Today, the CO laser is attracting increased interest as an alternative in this application. Industrial CO lasers, which were introduced to the market a few years ago by Coherent, are similar to CO2 technology, except that they output at a wavelength of ~5 µm. Absorption of this shorter wavelength in LTCC is significantly lower than at the CO2 wavelength of 10.6 µm. This allows the laser to penetrate farther into the substrate, creating a deeper scribe, which is then easier to break – see figure 3. The lower absorption also creates a smaller HAZ.
LTCC via drilling also has traditionally relied on the CO2 laser. But for this application, green wavelength USP lasers may ultimately emerge as the preferred alternative, rather than CO2. This is because USP lasers offer the best balance between quality and throughput speed. Specifically, a 50 W green USP laser can produce 30 µm vias at a rate of over 2000 holes/second in 0.60 mm ceramic. However, CO lasers could offer an alternative to USP lasers. CO lasers have demonstrated drilling ~40 µm vias in 0.65mm thick fired ceramic at ~1000 holes/second. So depending on the thickness of the ceramic and the desired diameter, both USP and CO lasers are excellent choices for via drilling in LTCC.
Figure 3: Cross section of 0.6mm thick scribed LTCC. The comparison shows the CO laser’s scribe penetrating further and generating higher aspect ratio holes due to its lower absorption in the ceramic. The CO2 process also shows more charring at the entrance and larger diameter holes.
Similar, fundamental benefits
In conclusion, while semiconductor packaging currently uses a diverse range of laser technologies, they all offer similar fundamental benefits. Specifically, these include non-contact processing that produces highly precise features, usually with minimal effect on surrounding material, and often at high throughput.
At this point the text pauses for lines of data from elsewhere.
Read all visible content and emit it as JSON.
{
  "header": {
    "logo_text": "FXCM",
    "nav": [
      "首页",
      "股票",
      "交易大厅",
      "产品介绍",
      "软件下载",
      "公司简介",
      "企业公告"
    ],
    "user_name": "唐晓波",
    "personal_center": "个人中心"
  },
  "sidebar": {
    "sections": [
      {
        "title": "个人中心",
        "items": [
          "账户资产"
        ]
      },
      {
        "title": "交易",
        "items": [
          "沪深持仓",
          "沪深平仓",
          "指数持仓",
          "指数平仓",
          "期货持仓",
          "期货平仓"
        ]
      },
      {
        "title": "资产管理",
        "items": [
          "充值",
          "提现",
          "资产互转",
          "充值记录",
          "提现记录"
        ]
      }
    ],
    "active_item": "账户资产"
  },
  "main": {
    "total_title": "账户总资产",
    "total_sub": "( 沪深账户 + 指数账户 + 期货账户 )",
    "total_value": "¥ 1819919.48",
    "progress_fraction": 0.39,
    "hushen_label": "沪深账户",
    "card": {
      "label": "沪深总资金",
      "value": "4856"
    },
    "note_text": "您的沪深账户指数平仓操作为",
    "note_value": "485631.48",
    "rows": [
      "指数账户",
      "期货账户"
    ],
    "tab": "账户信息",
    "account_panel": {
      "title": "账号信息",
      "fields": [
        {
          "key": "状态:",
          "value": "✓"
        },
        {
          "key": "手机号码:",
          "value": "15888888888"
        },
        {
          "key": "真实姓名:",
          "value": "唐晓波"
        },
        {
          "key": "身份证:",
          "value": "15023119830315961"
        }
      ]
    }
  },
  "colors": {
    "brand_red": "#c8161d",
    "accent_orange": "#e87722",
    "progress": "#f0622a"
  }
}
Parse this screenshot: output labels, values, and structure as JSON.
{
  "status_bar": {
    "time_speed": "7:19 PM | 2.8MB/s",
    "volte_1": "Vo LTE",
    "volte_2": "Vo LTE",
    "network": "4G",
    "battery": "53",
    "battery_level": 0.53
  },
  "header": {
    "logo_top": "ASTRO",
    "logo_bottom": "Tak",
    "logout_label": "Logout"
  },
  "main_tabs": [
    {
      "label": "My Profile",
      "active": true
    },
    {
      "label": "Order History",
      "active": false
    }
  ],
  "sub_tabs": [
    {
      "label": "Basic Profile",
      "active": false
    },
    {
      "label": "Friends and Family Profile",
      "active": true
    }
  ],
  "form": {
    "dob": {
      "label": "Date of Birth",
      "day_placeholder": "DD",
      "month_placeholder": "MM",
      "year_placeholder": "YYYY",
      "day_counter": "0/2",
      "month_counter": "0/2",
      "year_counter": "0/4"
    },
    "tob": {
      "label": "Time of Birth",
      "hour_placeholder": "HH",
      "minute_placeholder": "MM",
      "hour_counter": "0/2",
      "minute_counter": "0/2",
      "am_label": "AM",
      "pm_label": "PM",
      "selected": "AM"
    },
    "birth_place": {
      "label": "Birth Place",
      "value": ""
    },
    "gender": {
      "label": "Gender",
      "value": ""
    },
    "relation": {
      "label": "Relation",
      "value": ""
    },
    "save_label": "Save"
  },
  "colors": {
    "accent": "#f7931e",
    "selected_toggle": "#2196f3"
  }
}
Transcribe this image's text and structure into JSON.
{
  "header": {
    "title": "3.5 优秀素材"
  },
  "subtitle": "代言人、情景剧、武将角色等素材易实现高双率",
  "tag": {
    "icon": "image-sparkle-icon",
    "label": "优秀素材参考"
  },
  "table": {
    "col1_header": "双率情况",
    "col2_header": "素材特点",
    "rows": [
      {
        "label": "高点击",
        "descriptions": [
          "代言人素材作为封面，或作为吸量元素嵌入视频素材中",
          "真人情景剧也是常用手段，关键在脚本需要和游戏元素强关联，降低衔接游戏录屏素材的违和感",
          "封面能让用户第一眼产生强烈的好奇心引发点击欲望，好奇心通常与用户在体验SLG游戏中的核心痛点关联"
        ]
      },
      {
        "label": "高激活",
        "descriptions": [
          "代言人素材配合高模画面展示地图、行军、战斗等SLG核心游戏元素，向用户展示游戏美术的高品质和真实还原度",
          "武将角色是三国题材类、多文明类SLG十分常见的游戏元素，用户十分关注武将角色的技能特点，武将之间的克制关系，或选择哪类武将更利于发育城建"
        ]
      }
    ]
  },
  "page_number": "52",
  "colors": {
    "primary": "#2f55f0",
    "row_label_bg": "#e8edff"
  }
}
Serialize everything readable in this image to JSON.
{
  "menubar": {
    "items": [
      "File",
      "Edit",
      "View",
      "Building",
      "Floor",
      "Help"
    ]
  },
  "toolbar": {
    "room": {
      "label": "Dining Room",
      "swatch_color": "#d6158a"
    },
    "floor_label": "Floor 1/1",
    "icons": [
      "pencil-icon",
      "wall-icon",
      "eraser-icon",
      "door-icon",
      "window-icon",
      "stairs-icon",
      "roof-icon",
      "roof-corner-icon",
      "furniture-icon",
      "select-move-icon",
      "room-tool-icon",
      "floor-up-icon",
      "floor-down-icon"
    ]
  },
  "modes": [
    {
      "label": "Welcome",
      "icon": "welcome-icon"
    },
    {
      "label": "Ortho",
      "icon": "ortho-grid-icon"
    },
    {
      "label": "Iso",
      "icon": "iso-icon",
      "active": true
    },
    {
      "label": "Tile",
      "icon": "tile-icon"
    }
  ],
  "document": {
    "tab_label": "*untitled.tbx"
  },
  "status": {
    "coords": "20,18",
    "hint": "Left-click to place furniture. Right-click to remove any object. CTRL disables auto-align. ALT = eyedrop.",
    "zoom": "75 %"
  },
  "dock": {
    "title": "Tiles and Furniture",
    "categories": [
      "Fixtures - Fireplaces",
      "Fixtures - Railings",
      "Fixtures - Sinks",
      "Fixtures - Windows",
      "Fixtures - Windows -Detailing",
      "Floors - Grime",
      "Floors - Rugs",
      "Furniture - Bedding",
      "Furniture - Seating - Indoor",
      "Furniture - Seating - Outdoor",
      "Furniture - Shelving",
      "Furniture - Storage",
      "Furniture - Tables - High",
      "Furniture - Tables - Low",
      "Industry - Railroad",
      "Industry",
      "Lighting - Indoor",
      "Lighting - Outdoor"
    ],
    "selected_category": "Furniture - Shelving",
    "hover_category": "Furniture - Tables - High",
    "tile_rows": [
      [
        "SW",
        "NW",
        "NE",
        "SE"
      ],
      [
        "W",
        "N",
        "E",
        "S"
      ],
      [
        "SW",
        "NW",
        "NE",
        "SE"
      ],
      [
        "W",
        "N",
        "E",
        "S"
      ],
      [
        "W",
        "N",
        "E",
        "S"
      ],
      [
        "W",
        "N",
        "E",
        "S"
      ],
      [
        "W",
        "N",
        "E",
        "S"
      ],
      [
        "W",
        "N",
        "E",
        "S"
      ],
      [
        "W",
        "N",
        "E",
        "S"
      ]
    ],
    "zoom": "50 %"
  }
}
Plus, laser processing is “green” in that it frequently eliminates the need to use chemicals that are hazardous to use or difficult to dispose.
By Dirk Müller, Rainer Pätzel, George Oulundsen, Hatim Haloui and Ed Rea, Coherent Inc.